- WebAssembly Debugging: Enable DWARF support in Experimental features.
Network panel updates
Request Initiator Chains in the Initiator panel
You can now view the initiators and dependencies of a network request as a nested list. This may help you understand why a resource was requested, or what network activity a certain resource (such as a script) caused.
After logging network activity in the Network panel, select a resource and then go to the Initiator panel to view the Request Initiator Chain:
- The inspected resource is bold. In the screenshot above,
ai.2.min.jsis the inspected resource.
- The resources above the inspected resource are the initiators.
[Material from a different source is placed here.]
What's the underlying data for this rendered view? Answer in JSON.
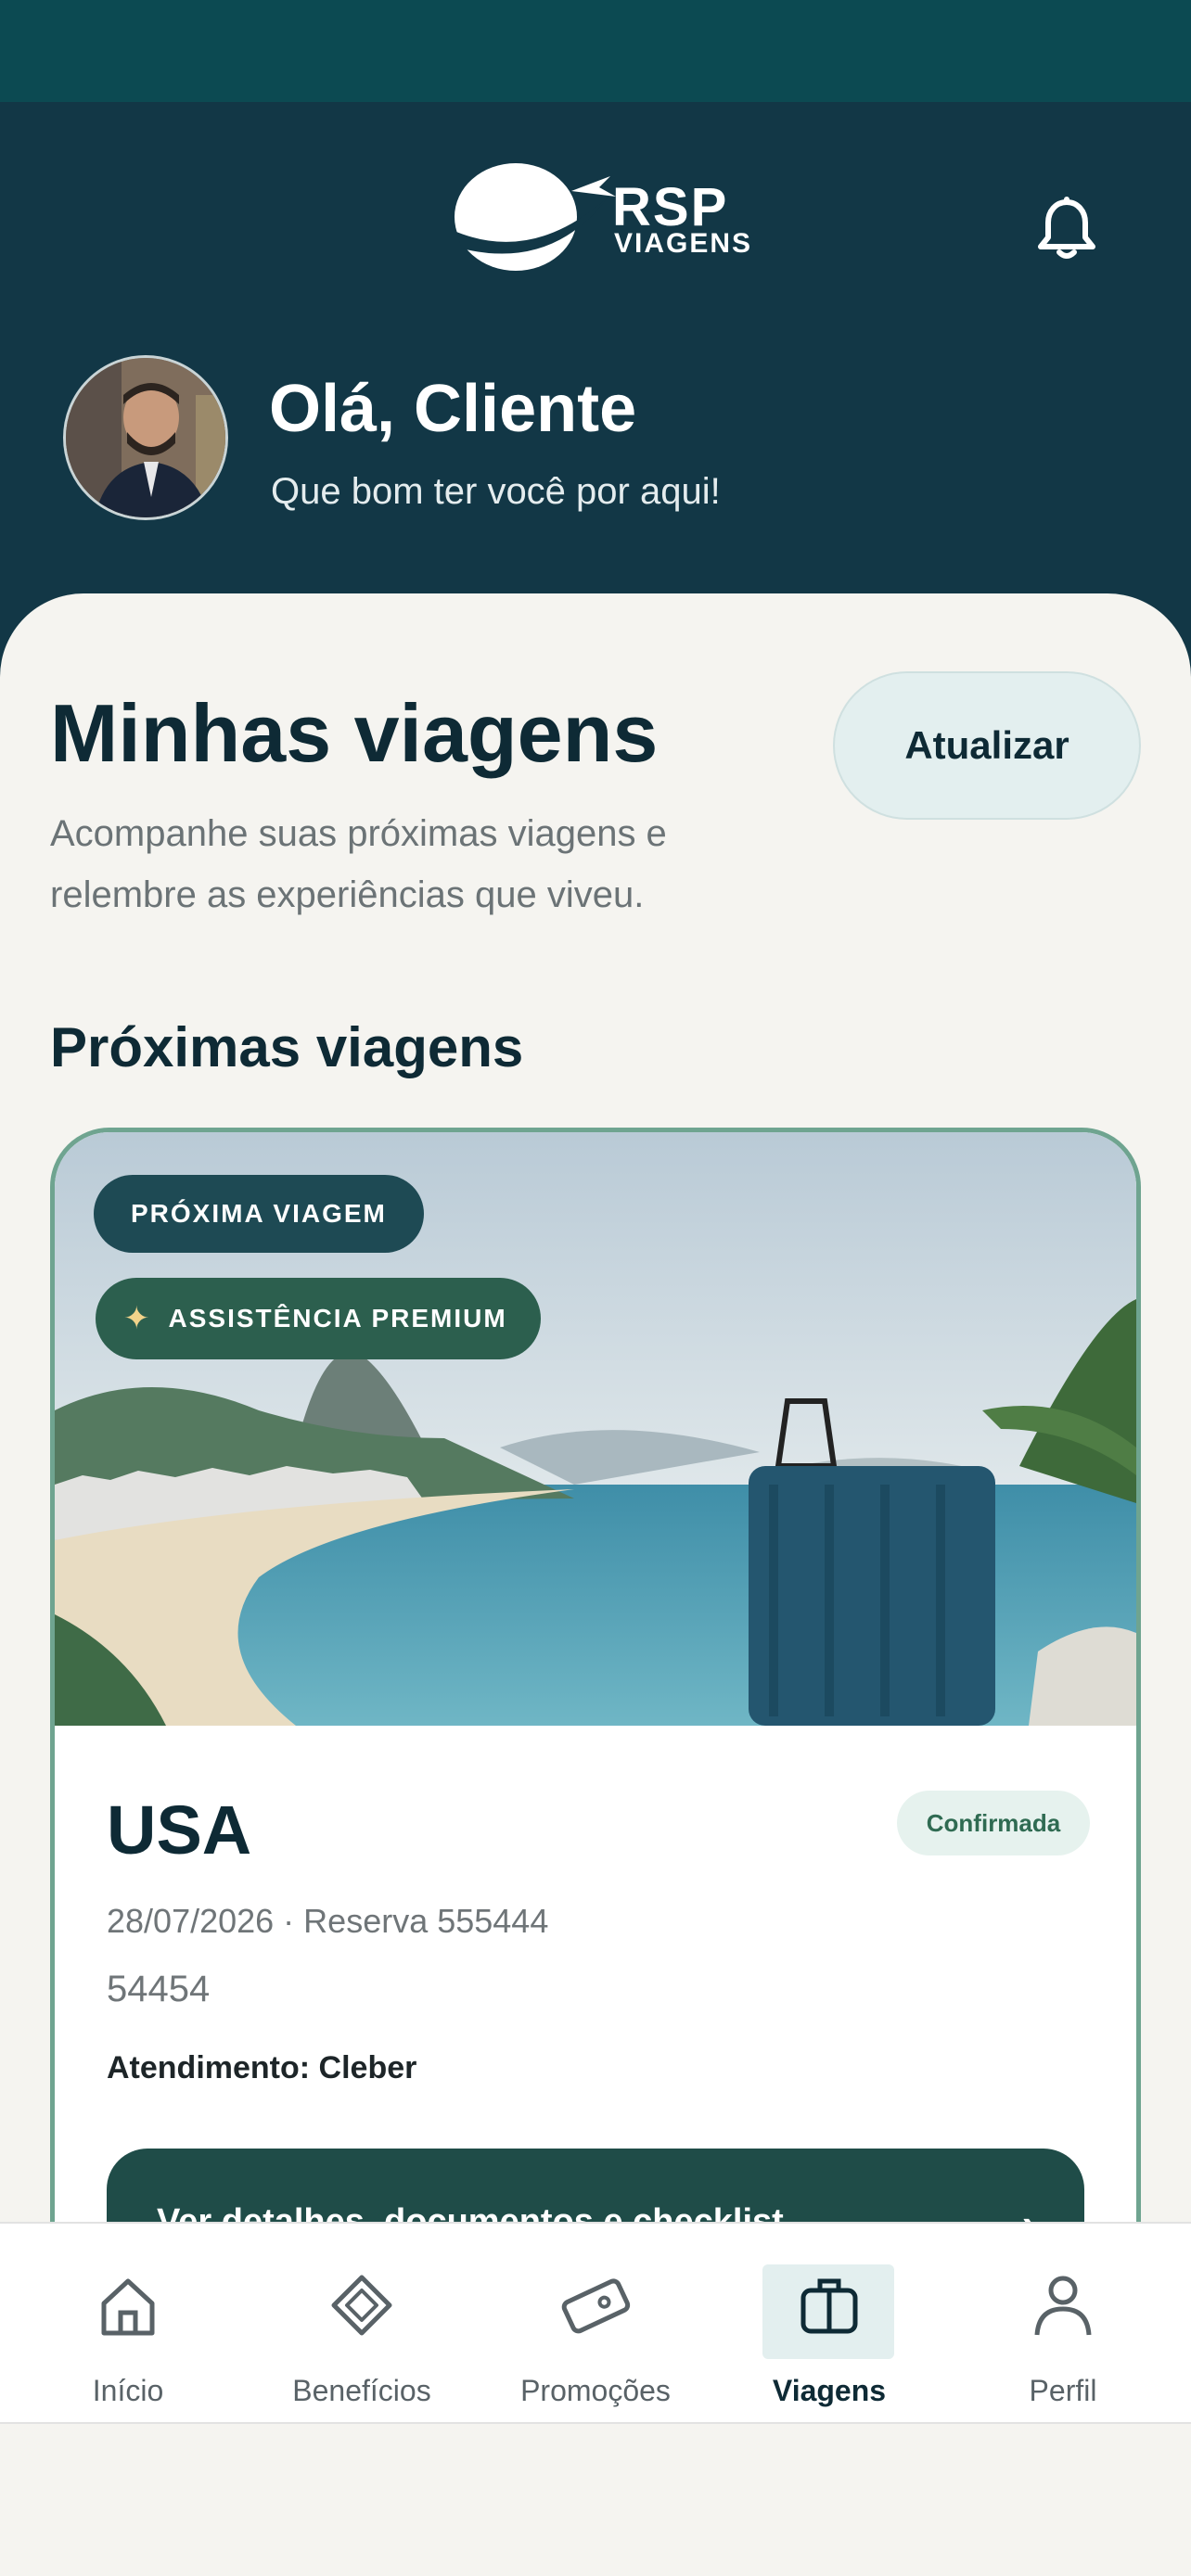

In the screenshot above,
https://www.microsoftedgeinsider.comis the initiator of
ai.2.min.js. In other words,
https://www.microsoftedgeinsider.comcaused the network request for
- The resources below the inspected resource are the dependencies. In the screenshot above,
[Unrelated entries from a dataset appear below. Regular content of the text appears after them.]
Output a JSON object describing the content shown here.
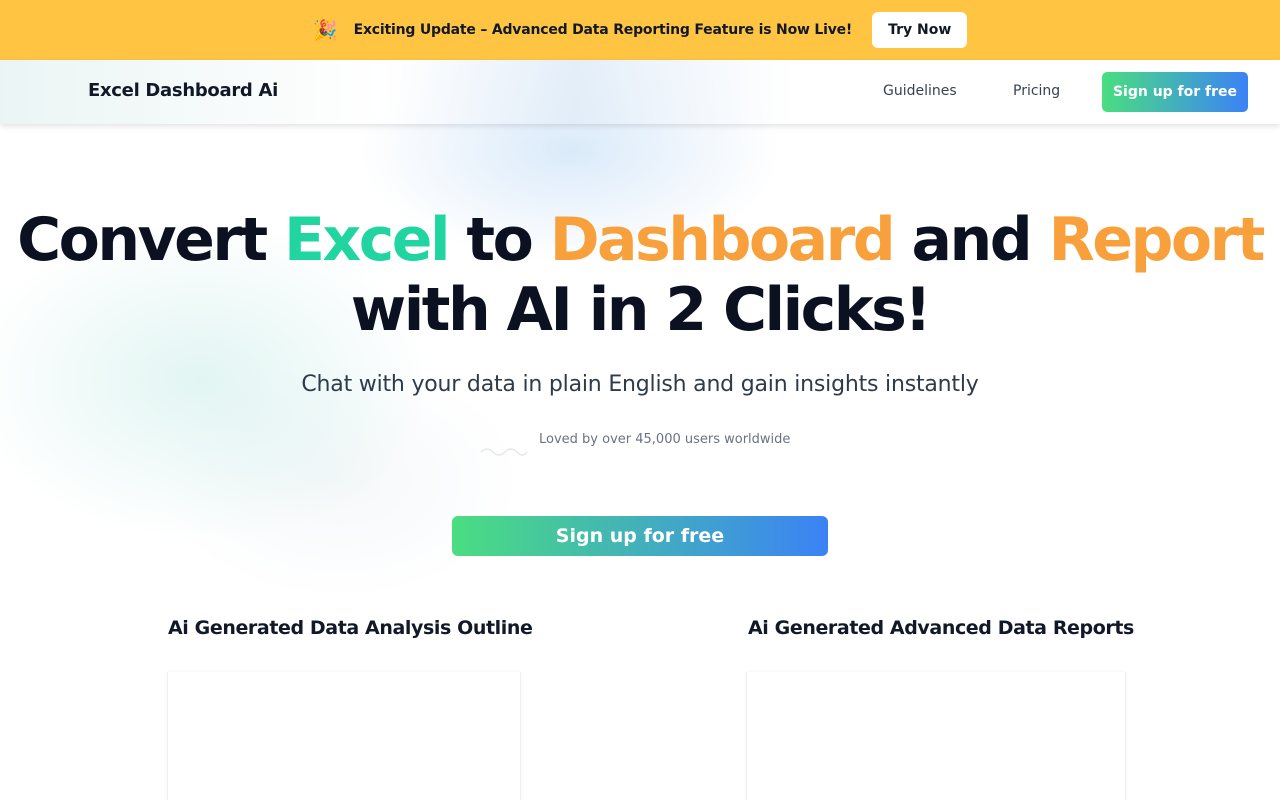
{
  "announcement": {
    "emoji": "🎉",
    "text": "Exciting Update – Advanced Data Reporting Feature is Now Live!",
    "button_label": "Try Now"
  },
  "nav": {
    "brand": "Excel Dashboard Ai",
    "links": [
      "Guidelines",
      "Pricing"
    ],
    "signup_label": "Sign up for free"
  },
  "hero": {
    "title_parts": [
      "Convert ",
      "Excel",
      " to ",
      "Dashboard",
      " and ",
      "Report"
    ],
    "title_line2": "with AI in 2 Clicks!",
    "subtitle": "Chat with your data in plain English and gain insights instantly",
    "social_proof": "Loved by over 45,000 users worldwide",
    "cta_label": "Sign up for free"
  },
  "sections": [
    {
      "title": "Ai Generated Data Analysis Outline"
    },
    {
      "title": "Ai Generated Advanced Data Reports"
    }
  ],
  "colors": {
    "banner": "#ffc542",
    "excel_highlight": "#20d5a0",
    "orange_highlight": "#f7a03c",
    "gradient_start": "#4ade80",
    "gradient_end": "#3b82f6"
  }
}
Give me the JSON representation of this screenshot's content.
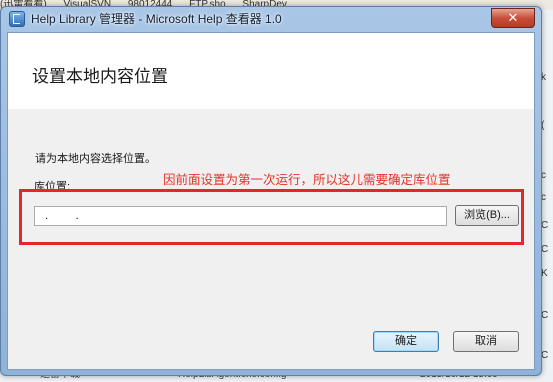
{
  "background": {
    "top_strip": [
      "(迅雷看看)",
      "VisualSVN",
      "98012444",
      "FTP.sho",
      "SharpDev"
    ],
    "right_edge": [
      "k",
      "(",
      "c",
      "c",
      "C",
      "C",
      "K",
      "C",
      "C"
    ],
    "bottom": {
      "left": "迅雷下载",
      "file": "HelpLibAgent.exe.config",
      "date": "2015/10/12 15:09",
      "right": "CONF"
    }
  },
  "window": {
    "title": "Help Library 管理器 - Microsoft Help 查看器 1.0",
    "close_glyph": "✕"
  },
  "dialog": {
    "heading": "设置本地内容位置",
    "instruction": "请为本地内容选择位置。",
    "library_label": "库位置:",
    "annotation": "因前面设置为第一次运行，所以这儿需要确定库位置",
    "path_value": "  .         .",
    "browse_label": "浏览(B)...",
    "ok_label": "确定",
    "cancel_label": "取消"
  },
  "colors": {
    "annotation": "#e8312a",
    "highlight_box": "#e2262a",
    "titlebar": "#a9c6e6"
  },
  "icons": {
    "app": "help-library-icon",
    "close": "close-icon"
  }
}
https://dc.services.visualstudio.com/v2/trackis a dependency of
ai.2.min.js. In other words,
ai.2.min.jscaused the network request for
Initiator and dependency information can also be accessed by holding
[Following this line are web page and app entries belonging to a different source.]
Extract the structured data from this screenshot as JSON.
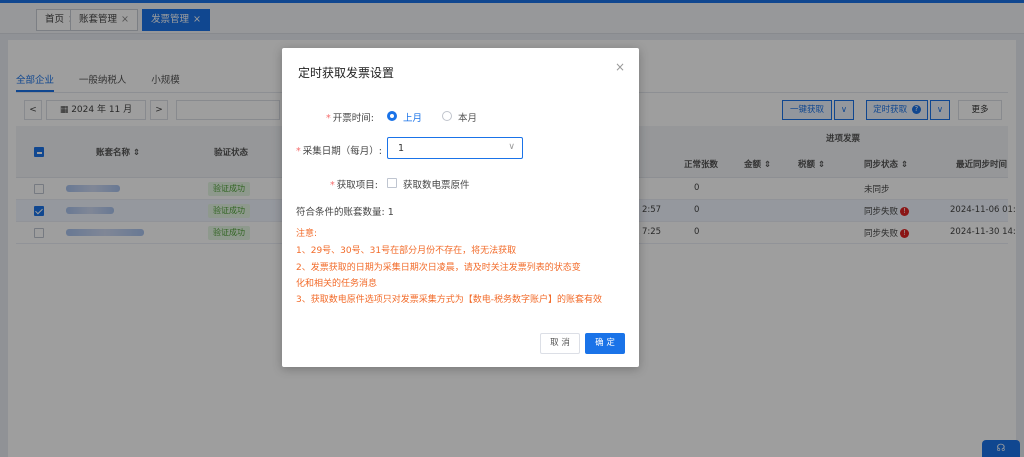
{
  "tabs": [
    {
      "label": "首页",
      "close": "×"
    },
    {
      "label": "账套管理",
      "close": "×"
    },
    {
      "label": "发票管理",
      "close": "×"
    }
  ],
  "subtabs": [
    "全部企业",
    "一般纳税人",
    "小规模"
  ],
  "toolbar": {
    "prev": "<",
    "date": "2024 年 11 月",
    "next": ">",
    "one_click_fetch": "一键获取",
    "scheduled_fetch": "定时获取",
    "more": "更多",
    "dropdown_caret": "∨"
  },
  "table": {
    "headers": {
      "account_name": "账套名称",
      "verify_status": "验证状态",
      "incoming_group": "进项发票",
      "normal_count": "正常张数",
      "amount": "金额",
      "tax": "税额",
      "sync_status": "同步状态",
      "last_sync_time": "最近同步时间",
      "sort_icon": "⇕"
    },
    "rows": [
      {
        "verify": "验证成功",
        "time_frag": "",
        "normal": "0",
        "sync": "未同步",
        "err": false,
        "last": "",
        "checked": false
      },
      {
        "verify": "验证成功",
        "time_frag": "2:57",
        "normal": "0",
        "sync": "同步失败",
        "err": true,
        "last": "2024-11-06 01:",
        "checked": true
      },
      {
        "verify": "验证成功",
        "time_frag": "7:25",
        "normal": "0",
        "sync": "同步失败",
        "err": true,
        "last": "2024-11-30 14:",
        "checked": false
      }
    ]
  },
  "modal": {
    "title": "定时获取发票设置",
    "close": "×",
    "invoice_time_label": "开票时间:",
    "opt_last_month": "上月",
    "opt_this_month": "本月",
    "collect_day_label": "采集日期（每月）:",
    "collect_day_value": "1",
    "fetch_item_label": "获取项目:",
    "fetch_item_option": "获取数电票原件",
    "count_text": "符合条件的账套数量: 1",
    "notes": [
      "注意:",
      "1、29号、30号、31号在部分月份不存在，将无法获取",
      "2、发票获取的日期为采集日期次日凌晨，请及时关注发票列表的状态变",
      "化和相关的任务消息",
      "3、获取数电原件选项只对发票采集方式为【数电-税务数字账户】的账套有效"
    ],
    "cancel": "取 消",
    "confirm": "确 定",
    "required_mark": "*"
  },
  "colors": {
    "accent": "#1a73e8",
    "warning": "#f26b2a",
    "success": "#52a43a",
    "error": "#e02424"
  },
  "icons": [
    "calendar-icon",
    "close-icon",
    "chevron-down-icon",
    "help-icon",
    "headset-icon",
    "error-icon",
    "sort-icon"
  ]
}
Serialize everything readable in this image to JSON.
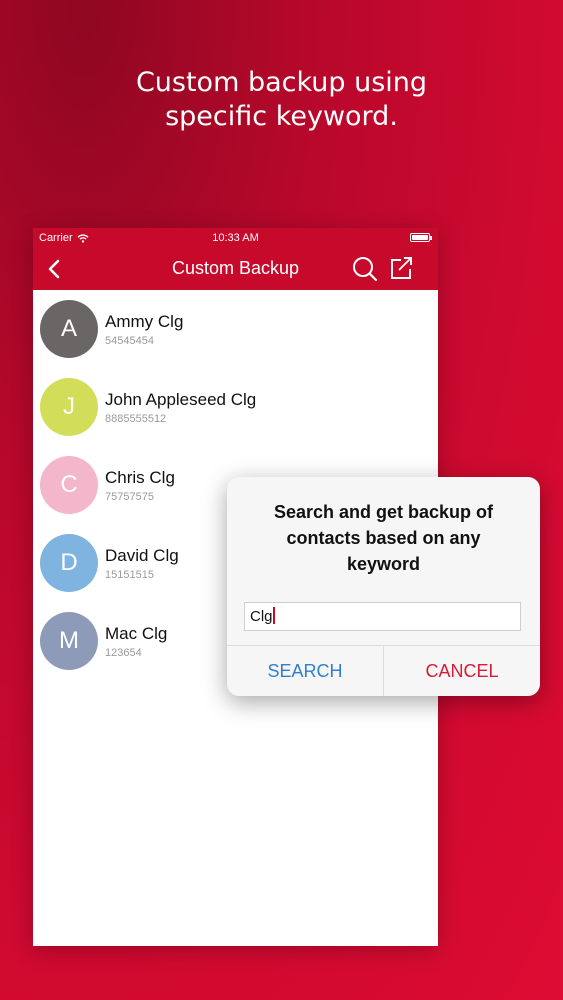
{
  "promo": {
    "line1": "Custom backup using",
    "line2": "specific keyword."
  },
  "status_bar": {
    "carrier": "Carrier",
    "time": "10:33 AM"
  },
  "nav": {
    "title": "Custom Backup",
    "icons": [
      "back-chevron-icon",
      "search-icon",
      "share-icon"
    ]
  },
  "contacts": [
    {
      "initial": "A",
      "name": "Ammy Clg",
      "number": "54545454",
      "color": "#6a6665"
    },
    {
      "initial": "J",
      "name": "John Appleseed Clg",
      "number": "8885555512",
      "color": "#d2de5a"
    },
    {
      "initial": "C",
      "name": "Chris Clg",
      "number": "75757575",
      "color": "#f3b6cb"
    },
    {
      "initial": "D",
      "name": "David Clg",
      "number": "15151515",
      "color": "#7fb3e0"
    },
    {
      "initial": "M",
      "name": "Mac Clg",
      "number": "123654",
      "color": "#8d9bb8"
    }
  ],
  "dialog": {
    "line1": "Search and get backup of",
    "line2": "contacts based on any",
    "line3": "keyword",
    "input_value": "Clg",
    "search_label": "SEARCH",
    "cancel_label": "CANCEL"
  },
  "colors": {
    "accent": "#c70a2c",
    "search_button": "#2f7fd1",
    "cancel_button": "#d81b36"
  }
}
Shift and then hovering over network resources. See Display initiators and dependencies in Network features reference.
Chromium issue #842488
Highlight the selected network request in the Overview
After you select a network resource in order to inspect it, the Network panel now puts a blue border around that resource in the Overview. This can help you detect if the network request is happening earlier or later than expected.
Chromium issue #988253
See Hide the Overview pane in Network features reference.
URL and path columns in the Network panel
Use the new Path and URL columns in the Network tool to display the absolute path or full URL of each network resource.
To display the new columns, right-click the Waterfall table header, and then select Path or URL.
Chromium issue #993366
- Network features reference.
- Sort requests in Network features reference mentions the Waterfall column.
Updated User-Agent strings
DevTools supports setting a custom User-Agent string through the Network Conditions panel. The User-Agent string affects the
User-Agent HTTP header attached to network resources, and also the value of
The predefined User-Agent strings have been updated to reflect modern browser versions.
To access Network Conditions, open the Command Menu and run the
Show Network Conditions command.
You can also set User-Agent strings in Device Mode.
Chromium issue #1029031
Audits panel updates
In a later release, the Audits panel was renamed as the Lighthouse panel.
New configuration UI
The configuration UI has a new, responsive design, and the throttling configuration options have been simplified. For more information on the throttling UI changes, see Audits Panel Throttling.
Coverage tool updates
Per-function or per-block coverage modes
The Coverage tool has a new dropdown menu that lets you specify whether code coverage data should be collected per function or per block. Per block coverage is more detailed but also far more expensive to collect. DevTools uses per function coverage by default now.
You may notice large code coverage differences in HTML files depending on whether you use per function or per block mode. When using per function mode, inline scripts in HTML files are treated as functions. If the script runs at all, DevTools marks the entire script as used code. If the script doesn't run at all, DevTools marks the script as unused code.
Coverage must now be initiated by a page refresh
Toggling code coverage without a page refresh has been removed because the coverage data was unreliable. For example, a function may be reported as unused if the runtime was a long time ago and the V8 garbage collector has cleaned it up.
Chromium issue #1004203
Portions of this page are modifications based on work created and shared by Google and used according to terms described in the Creative Commons Attribution 4.0 International License. The original page is found here and is authored by Kayce Basques (Technical Writer, Chrome DevTools & Lighthouse).
This work is licensed under a Creative Commons Attribution 4.0 International License.